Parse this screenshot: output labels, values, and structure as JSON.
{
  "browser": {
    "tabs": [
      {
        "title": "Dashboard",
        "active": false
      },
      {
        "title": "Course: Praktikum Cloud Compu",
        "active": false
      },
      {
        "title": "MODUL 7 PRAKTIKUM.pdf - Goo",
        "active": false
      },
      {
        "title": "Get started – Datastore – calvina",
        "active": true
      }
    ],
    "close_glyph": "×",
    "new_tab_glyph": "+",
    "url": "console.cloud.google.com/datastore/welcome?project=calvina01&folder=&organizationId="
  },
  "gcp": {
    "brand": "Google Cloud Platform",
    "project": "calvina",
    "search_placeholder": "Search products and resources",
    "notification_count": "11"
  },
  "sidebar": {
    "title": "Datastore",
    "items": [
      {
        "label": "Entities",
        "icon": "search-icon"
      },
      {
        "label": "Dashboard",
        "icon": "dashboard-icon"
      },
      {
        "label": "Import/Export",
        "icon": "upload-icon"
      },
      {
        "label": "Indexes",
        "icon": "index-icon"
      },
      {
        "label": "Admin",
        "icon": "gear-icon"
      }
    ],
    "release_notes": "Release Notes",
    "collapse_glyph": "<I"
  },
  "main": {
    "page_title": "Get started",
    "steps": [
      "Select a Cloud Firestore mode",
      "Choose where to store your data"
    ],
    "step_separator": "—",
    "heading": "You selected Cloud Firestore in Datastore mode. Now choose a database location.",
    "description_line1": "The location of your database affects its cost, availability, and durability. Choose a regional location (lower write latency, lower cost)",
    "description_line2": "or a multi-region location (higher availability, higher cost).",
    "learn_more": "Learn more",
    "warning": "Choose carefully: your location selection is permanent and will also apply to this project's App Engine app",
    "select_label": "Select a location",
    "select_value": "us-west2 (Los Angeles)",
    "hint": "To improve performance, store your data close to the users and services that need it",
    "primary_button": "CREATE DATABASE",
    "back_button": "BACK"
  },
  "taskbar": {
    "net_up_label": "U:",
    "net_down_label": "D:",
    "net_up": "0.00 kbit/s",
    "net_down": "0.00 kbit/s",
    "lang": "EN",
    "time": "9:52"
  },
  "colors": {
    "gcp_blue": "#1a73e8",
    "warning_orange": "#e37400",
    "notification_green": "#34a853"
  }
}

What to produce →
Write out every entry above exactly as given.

Answer for this exercise →
Parse this screenshot: output labels, values, and structure as JSON.
{
  "browser": {
    "tabs": [
      {
        "title": "Dashboard",
        "active": false
      },
      {
        "title": "Course: Praktikum Cloud Compu",
        "active": false
      },
      {
        "title": "MODUL 7 PRAKTIKUM.pdf - Goo",
        "active": false
      },
      {
        "title": "Get started – Datastore – calvina",
        "active": true
      }
    ],
    "close_glyph": "×",
    "new_tab_glyph": "+",
    "url": "console.cloud.google.com/datastore/welcome?project=calvina01&folder=&organizationId="
  },
  "gcp": {
    "brand": "Google Cloud Platform",
    "project": "calvina",
    "search_placeholder": "Search products and resources",
    "notification_count": "11"
  },
  "sidebar": {
    "title": "Datastore",
    "items": [
      {
        "label": "Entities",
        "icon": "search-icon"
      },
      {
        "label": "Dashboard",
        "icon": "dashboard-icon"
      },
      {
        "label": "Import/Export",
        "icon": "upload-icon"
      },
      {
        "label": "Indexes",
        "icon": "index-icon"
      },
      {
        "label": "Admin",
        "icon": "gear-icon"
      }
    ],
    "release_notes": "Release Notes",
    "collapse_glyph": "<I"
  },
  "main": {
    "page_title": "Get started",
    "steps": [
      "Select a Cloud Firestore mode",
      "Choose where to store your data"
    ],
    "step_separator": "—",
    "heading": "You selected Cloud Firestore in Datastore mode. Now choose a database location.",
    "description_line1": "The location of your database affects its cost, availability, and durability. Choose a regional location (lower write latency, lower cost)",
    "description_line2": "or a multi-region location (higher availability, higher cost).",
    "learn_more": "Learn more",
    "warning": "Choose carefully: your location selection is permanent and will also apply to this project's App Engine app",
    "select_label": "Select a location",
    "select_value": "us-west2 (Los Angeles)",
    "hint": "To improve performance, store your data close to the users and services that need it",
    "primary_button": "CREATE DATABASE",
    "back_button": "BACK"
  },
  "taskbar": {
    "net_up_label": "U:",
    "net_down_label": "D:",
    "net_up": "0.00 kbit/s",
    "net_down": "0.00 kbit/s",
    "lang": "EN",
    "time": "9:52"
  },
  "colors": {
    "gcp_blue": "#1a73e8",
    "warning_orange": "#e37400",
    "notification_green": "#34a853"
  }
}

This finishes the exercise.